Today during Carnival you can see quite a variety of masks, ranging from the most traditional (such as the Bauta) to the Doctor of the Plague and Harlequin to name a few.
Modern masks are often inspired by real life current events, books or popular films of the moment.
The masks that now characterize the Venice Carnival worldwide are extremely elaborate: they completely cover the face, leaving only the eyes, and prestigious, bright colored clothing is worn.
They are also rather vain, proudly displaying themselves in Piazza San Marco, in front of the gondolas and the lagoon, or peeking out from between the columns of the Ducale Palace. Expecting to be photographed, they pose while dozens of photographers and tourists surround them, fascinated by their mystery and beauty.
The Main Events of Carnival in Venice:
For anyone who is planning a trip to Venice, obviously the Carnival period is one of the busiest, but it is also one of the most beautiful and characteristic, enhanced by a full program of events. There are demonstrations in the streets – some of which are real pageants – to private masquerade balls that take place within luxury and antique Venetian palaces (these are, of course, are extremely exclusive affairs but tickets are available if that is something on your “Must do list”).
Here are some of the most famous and important events:
The Festival of the Marie: this festival takes place every year on the first Saturday of the carnival. It recalls the ancient tradition where, from all of the couples who were to be married in the coming year, the 12 poorest were selected to be dressed in rich clothing and paraded around the city in elegance.
Today, 12 girls, two from each district of Venice, are selected to parade the streets in beautiful period clothing and then the most beautiful “Maria” is chosen.
The Flight of the Angel or Dove: every year on the first Sunday of the Carnival, a company of Turkish tightrope walkers used to tempt their fate by walking on a rope that is strung between the bell tower of San Marco and a boat moored in the lagoon.
This tradition has since been replaced, and today a woman (usually a celebrity) descends from the bell tower of San Marco in a harness attached to a steel rope.
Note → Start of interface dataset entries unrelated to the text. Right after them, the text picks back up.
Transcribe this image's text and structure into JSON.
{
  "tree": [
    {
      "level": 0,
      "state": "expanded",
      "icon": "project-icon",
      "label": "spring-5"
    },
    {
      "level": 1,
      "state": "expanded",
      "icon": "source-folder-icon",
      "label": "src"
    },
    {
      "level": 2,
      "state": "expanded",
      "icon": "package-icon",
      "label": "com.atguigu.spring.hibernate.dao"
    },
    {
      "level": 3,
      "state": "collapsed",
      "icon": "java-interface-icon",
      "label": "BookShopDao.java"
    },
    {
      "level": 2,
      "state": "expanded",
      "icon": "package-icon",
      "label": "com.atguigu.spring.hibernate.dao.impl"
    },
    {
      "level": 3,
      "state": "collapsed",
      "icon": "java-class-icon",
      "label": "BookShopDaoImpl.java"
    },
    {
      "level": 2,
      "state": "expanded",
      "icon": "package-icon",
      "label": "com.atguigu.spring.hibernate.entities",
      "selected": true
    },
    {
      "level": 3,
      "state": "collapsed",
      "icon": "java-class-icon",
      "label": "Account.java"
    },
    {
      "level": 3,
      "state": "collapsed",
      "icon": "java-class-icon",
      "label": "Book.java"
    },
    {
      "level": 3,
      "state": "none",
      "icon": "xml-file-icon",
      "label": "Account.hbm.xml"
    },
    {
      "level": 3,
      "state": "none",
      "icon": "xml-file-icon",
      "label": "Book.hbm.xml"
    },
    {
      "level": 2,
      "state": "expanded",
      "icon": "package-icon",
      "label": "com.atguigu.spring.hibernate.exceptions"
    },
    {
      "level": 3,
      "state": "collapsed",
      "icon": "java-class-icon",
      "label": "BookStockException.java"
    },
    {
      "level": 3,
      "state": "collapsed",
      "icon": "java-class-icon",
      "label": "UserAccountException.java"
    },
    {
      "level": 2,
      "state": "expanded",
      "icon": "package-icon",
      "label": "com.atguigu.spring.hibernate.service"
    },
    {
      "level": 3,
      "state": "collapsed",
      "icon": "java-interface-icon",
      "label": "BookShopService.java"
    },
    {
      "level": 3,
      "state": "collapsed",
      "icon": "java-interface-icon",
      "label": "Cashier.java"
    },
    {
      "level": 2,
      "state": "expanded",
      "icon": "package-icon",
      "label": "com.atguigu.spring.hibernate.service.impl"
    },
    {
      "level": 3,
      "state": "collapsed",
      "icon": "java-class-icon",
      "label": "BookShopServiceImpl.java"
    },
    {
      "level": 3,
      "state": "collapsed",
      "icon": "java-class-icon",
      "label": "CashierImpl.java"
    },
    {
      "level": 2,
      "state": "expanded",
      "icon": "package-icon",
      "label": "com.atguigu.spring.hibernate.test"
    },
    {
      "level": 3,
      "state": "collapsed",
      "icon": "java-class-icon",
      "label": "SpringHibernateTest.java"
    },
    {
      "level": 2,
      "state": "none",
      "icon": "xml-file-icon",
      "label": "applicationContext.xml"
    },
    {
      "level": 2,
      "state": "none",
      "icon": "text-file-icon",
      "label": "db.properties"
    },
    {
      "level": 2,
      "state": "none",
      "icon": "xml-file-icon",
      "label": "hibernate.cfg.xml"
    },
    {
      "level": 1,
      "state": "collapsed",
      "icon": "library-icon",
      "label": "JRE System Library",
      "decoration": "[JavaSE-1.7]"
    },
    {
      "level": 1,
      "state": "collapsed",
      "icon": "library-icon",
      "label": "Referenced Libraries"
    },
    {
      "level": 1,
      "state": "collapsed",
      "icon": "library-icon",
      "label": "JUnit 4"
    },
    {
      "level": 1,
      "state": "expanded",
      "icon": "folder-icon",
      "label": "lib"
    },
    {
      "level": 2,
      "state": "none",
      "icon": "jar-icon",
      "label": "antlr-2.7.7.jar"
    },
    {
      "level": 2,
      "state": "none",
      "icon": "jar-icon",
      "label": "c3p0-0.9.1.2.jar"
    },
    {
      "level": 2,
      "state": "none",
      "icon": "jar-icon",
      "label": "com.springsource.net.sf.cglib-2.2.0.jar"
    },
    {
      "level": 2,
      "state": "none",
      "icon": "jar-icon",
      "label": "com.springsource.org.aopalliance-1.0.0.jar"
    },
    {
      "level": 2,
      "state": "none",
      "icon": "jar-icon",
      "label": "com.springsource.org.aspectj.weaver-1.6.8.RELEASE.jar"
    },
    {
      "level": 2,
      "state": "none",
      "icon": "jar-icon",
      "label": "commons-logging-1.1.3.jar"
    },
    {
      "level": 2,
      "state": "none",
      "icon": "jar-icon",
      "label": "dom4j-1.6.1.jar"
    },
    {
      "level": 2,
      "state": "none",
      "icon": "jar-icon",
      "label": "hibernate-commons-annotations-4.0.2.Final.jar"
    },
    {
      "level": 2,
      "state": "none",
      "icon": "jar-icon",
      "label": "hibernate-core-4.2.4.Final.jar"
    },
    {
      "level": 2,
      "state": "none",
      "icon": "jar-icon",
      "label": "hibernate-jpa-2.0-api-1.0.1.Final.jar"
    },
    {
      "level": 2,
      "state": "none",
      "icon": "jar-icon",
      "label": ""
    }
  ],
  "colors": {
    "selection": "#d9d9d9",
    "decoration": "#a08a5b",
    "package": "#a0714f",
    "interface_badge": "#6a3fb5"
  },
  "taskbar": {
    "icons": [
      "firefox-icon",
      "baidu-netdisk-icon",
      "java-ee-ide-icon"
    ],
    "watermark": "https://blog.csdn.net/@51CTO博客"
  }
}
This inaugurates the festival.
The Dance of the Doge: is one of the most exclusive events of the Venetian Carnival. This masquerade ball is held in Palazzo Pisani Moretta, one of the luxurious residences located along the Grand Canal. At the ball, it’s common to see international artists perform and there are also many VIPs who hide themselves behind masks and stunning costumes.
A Few Tips to make your Carnival more memorable:
1. Given that during Carnival, the city is crowded, my advice to you is to admire and enjoy the masks and Venice festival on the weekdays, I went on the last Monday, because on the weekends it is often difficult to make your way through the crowd.
2. Obviously you can not visit Piazza San Marco because the heart of the festival is right there, but just wandering through the streets of the city to enjoy beautiful views and less tourist areas might allow you to stumble upon some masks that no one else has the pleasure of photographing.
3. Do not buy masks from the numerous little stands or souvenir shops: head to a store of real handmade Venetian masks. A hand crafted mask will certainly cost a little more, but this is the only way to have something that is truly “Made in Italy”.
4. Don’t forget to stop at a pastry shop and taste the sweets of the Venice Carnival: galani (sheets of fried dough that are dusted with powdered sugar) or frittelle which can contain a variety of fillings (chocolate, cream, zabaione, and the real Venetian fritelle contain raisins inside.)